Reading, talking, socializing, anxiety management, depression and emotional issues. You name it, and I’ve seen it! One of my dogs attends a life-skills class. These children have a range of issues from autism to behavioral or emotional issues. The foundation of the relationship between these children and the dog is trust and respect. Breezy assists the children in this class by helping them become responsible, they let their guard down (because the dog cares about them unconditionally). Breezy helps the children talk and become verbal. These children learn the results of their actions. The kids experience reward of accomplishment, they feel in control creating self-esteem, self-respect and, most of all, joy! The tough guy in the reading class (cool guy) would not give my dog the time of day. However, the last day of school he got on his knees petted the dog and talking to her. Breezy gets through to people. One example I recall is about a child who had nothing to do w/ me or Breezy, never smiling or interacting and making friends, not talking to anyone (teachers or students), etc. We introduced Breezy to them and they immediately began talking to me and the dog. This person opened up talking about things the teacher never knew. Both Breezy and I were invited to be part of her IEP team to help her better participate and express herself. Breezy was also imperative help during test-taking time. This one child was afraid to make the wrong answer on a test, so the child would completely freeze and were unable to function to their full potential. After getting permission from the school district, the principal, and the special needs director, she participated in a difficult graduation test passing all 5 tests! The dog was under the table lying next to her, sharing her space and calming her down. This child succeeded in doing something they thought they were incapable of doing. Then Breezy was gone for 2 months because she had a puppy, and this child reverted back to freezing up during tests. Breezy came back for final exams and the student passed, smiling again, even bringing Breezy a present. This student reaped benefits on multiple levels and was able to see the fruits of their work giving them self-esteem, fulfillment and success! Over the course of time, people open up. The students will talk to me, because I'm not the teacher. I'm hanging with their friend, the dog, Breezy. They talk to Breezy, their anxieties relax so that they can work through what is expected of them, and they accomplish it! We speak about safe things. Always neuteral topics. With an art project due, Breezy became someone’s subject, and they instructed me of where to place Breezy, how to position Breezy, and we ended up getting silly throughout the project with laughter and smiles. Breezy and I were her subject. She instructed us on what to do, and she got an A grade on the project!

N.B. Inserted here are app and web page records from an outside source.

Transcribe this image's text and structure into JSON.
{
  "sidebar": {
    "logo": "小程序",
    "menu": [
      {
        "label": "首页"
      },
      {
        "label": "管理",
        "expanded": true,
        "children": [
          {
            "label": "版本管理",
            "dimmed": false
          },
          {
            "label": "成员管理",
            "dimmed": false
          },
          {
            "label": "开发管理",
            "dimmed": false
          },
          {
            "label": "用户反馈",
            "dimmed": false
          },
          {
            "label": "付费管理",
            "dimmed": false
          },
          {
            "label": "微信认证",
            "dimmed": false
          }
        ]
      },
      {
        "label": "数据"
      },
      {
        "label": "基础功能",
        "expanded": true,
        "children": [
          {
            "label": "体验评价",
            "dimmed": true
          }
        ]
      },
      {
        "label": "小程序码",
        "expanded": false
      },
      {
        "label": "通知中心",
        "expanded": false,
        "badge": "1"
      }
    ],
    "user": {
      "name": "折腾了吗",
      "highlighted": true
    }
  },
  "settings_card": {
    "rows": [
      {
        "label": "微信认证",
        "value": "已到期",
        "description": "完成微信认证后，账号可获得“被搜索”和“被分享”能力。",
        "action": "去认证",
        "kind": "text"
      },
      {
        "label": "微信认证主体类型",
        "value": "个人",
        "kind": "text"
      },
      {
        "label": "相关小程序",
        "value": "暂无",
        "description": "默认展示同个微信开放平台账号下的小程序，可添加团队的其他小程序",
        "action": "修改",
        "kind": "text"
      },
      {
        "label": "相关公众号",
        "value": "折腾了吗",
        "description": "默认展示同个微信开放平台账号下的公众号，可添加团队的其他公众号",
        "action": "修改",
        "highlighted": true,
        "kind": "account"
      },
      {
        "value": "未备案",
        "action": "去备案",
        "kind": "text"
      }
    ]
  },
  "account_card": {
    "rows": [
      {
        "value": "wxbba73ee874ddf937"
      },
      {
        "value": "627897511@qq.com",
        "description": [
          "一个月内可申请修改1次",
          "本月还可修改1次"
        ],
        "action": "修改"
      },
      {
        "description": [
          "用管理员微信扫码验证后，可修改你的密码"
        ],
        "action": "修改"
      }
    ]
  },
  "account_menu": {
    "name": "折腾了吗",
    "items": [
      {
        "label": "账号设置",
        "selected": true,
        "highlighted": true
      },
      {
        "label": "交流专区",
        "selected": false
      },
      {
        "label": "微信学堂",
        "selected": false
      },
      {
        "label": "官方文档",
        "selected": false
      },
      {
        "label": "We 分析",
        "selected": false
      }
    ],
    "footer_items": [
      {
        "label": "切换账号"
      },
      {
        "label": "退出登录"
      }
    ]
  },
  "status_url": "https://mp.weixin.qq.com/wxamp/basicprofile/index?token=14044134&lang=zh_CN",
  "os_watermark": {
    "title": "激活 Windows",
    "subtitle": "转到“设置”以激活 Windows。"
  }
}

-What are the inherent benefits of a therapy dog for a child with autism, aspergers or a child on the spectrum? How has the dog helped your son?
The dog understands them with no words needing to be said. They are their recess, their time out, their oxygen. Genuine and unbiased. Yes, a dog can lower blood pressure, but they are so much more! For children who is atypical, living in a world that we don’t comprehend, the dog goes to them and says, "you're okay." These children can pull and pet the hair, touch the dog, they can scream, make a faces, and the dog is unconditionally there. I can give you a personal example with my son, Jonah. Jonah has PDD-NOS and he wants to be like everyone else. We all went to Chicago for a youth group retreat and we took Breezy with us. At first, I had my girls or myself take Breezy out for a walk, to eat, or go to the bathroom. Then, I thought he should be taking her out so when people ask him questions, he will have to answer them, have conversations, and interact with the other kids in a comfortable and safe environment. In a crowded lobby, he answered questions and came out of his shell. Some kids were afraid of dogs, and he ended up convincing them to touch and be near the dog. This dog is a tool for initiating conversation, eye contact, as well as conversation starter. And, well, he actually worked the room!

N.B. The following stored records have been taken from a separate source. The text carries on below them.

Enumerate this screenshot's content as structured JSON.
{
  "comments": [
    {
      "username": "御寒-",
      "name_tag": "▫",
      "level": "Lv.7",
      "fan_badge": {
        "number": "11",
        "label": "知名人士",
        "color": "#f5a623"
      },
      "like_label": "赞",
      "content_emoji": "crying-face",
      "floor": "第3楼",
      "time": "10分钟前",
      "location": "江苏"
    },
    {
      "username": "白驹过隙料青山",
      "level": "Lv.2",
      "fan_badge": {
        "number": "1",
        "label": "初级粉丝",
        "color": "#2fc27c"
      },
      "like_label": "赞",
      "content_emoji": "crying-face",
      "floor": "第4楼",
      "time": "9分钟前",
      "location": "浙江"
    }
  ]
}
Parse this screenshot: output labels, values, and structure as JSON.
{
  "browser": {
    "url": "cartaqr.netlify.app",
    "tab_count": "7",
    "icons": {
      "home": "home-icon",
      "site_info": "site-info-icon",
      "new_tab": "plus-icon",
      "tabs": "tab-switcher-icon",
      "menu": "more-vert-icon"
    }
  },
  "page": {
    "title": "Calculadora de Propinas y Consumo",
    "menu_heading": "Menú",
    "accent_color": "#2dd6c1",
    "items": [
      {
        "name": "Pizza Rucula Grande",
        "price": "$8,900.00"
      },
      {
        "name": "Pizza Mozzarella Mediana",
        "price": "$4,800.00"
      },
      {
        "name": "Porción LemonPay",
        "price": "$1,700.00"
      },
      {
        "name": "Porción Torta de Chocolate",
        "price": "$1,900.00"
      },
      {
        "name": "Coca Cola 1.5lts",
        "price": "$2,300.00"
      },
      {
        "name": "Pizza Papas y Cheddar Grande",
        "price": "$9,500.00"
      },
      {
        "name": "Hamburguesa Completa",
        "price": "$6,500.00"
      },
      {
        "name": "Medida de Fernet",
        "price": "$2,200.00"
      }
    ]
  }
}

Have you ever seen an inspiring story about people and pets? Let us know in your own blog or in the comments below!